==== DATA SUPPLIED ====
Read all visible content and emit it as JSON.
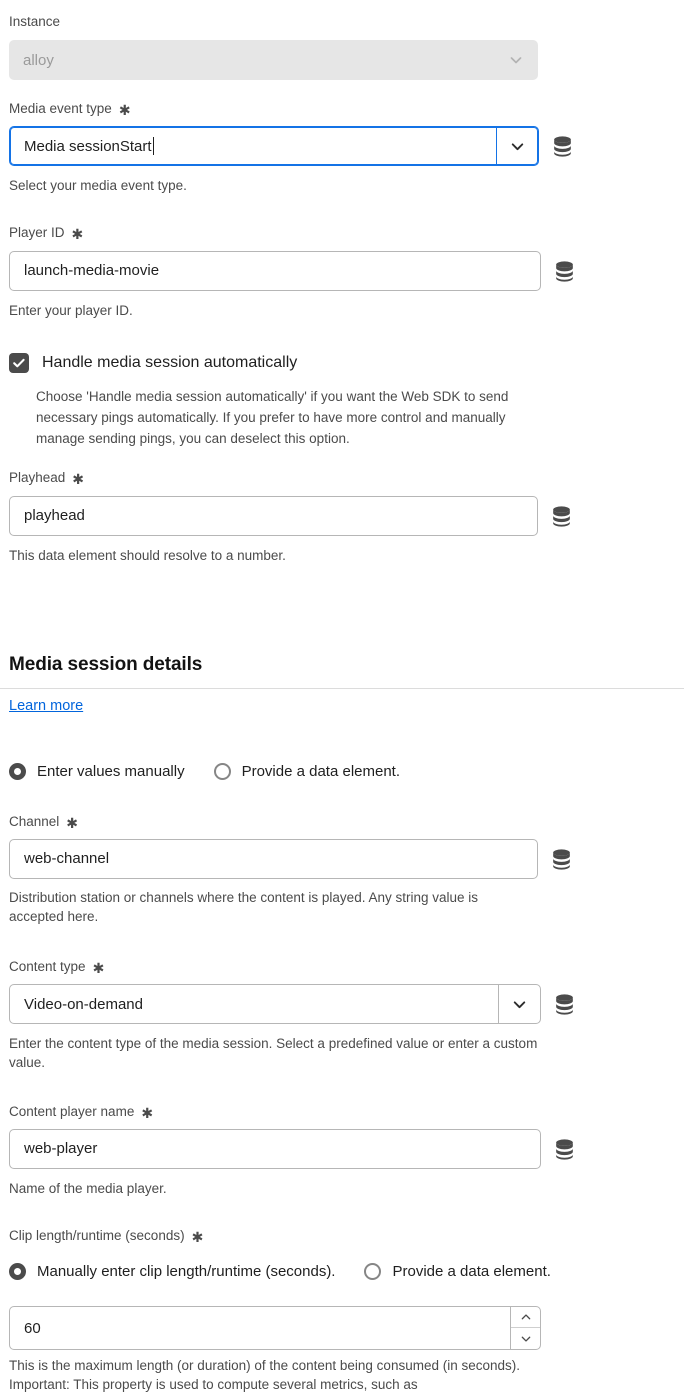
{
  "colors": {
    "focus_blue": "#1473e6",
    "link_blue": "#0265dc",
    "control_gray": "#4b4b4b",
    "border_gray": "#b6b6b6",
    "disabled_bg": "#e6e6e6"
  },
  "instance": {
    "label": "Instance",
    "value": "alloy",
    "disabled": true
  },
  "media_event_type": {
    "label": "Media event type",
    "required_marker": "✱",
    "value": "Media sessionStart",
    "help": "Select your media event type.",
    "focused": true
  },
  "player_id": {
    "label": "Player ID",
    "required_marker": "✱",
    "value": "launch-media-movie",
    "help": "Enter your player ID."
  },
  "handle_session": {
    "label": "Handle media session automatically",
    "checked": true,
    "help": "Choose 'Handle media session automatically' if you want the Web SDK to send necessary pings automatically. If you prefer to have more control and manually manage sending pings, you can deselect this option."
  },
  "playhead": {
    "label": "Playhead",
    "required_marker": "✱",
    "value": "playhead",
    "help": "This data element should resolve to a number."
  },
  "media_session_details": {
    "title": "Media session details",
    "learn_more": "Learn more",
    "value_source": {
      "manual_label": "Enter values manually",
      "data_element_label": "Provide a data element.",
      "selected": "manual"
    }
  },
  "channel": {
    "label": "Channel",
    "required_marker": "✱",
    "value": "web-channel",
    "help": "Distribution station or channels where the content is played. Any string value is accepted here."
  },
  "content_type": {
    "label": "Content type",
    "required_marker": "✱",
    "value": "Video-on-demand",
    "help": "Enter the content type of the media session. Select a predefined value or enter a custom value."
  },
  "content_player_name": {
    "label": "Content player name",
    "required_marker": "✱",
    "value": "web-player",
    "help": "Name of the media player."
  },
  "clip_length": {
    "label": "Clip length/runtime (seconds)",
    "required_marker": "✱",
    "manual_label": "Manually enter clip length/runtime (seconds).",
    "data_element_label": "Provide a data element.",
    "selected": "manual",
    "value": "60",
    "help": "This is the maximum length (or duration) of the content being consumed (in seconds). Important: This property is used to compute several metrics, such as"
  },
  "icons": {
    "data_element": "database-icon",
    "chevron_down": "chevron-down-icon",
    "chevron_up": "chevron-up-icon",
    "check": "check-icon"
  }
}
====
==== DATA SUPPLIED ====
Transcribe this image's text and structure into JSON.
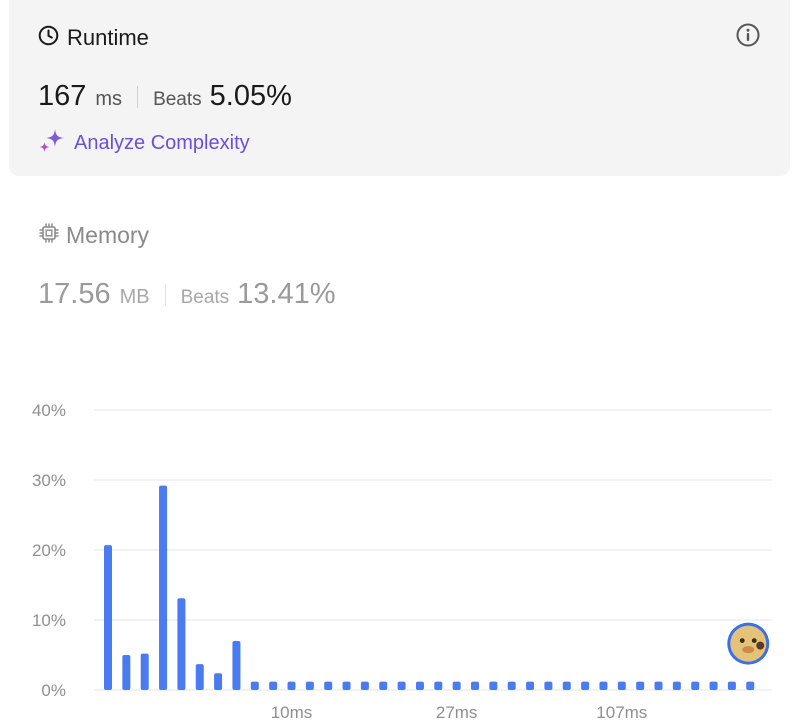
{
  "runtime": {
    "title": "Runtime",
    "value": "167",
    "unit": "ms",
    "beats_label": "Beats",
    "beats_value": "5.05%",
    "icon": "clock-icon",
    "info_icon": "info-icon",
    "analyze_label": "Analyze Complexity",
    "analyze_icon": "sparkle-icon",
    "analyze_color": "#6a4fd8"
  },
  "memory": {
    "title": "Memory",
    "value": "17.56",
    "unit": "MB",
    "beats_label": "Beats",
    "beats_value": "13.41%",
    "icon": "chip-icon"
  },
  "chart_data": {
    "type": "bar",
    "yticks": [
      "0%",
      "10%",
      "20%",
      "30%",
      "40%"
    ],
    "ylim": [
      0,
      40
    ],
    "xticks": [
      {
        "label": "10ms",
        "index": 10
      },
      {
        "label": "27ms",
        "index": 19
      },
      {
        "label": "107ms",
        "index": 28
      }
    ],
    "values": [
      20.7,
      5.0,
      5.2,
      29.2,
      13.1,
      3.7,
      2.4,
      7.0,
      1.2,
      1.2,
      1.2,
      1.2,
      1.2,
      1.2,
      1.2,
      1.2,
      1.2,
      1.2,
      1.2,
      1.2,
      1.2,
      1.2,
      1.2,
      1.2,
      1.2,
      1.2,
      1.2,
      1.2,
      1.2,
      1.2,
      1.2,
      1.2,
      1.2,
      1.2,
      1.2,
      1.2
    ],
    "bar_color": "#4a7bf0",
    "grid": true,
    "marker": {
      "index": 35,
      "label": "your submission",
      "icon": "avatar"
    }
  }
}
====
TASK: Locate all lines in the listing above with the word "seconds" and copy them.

ANSWER:
    "label": "Clip length/runtime (seconds)",
    "manual_label": "Manually enter clip length/runtime (seconds).",
    "help": "This is the maximum length (or duration) of the content being consumed (in seconds). Important: This property is used to compute several metrics, such as"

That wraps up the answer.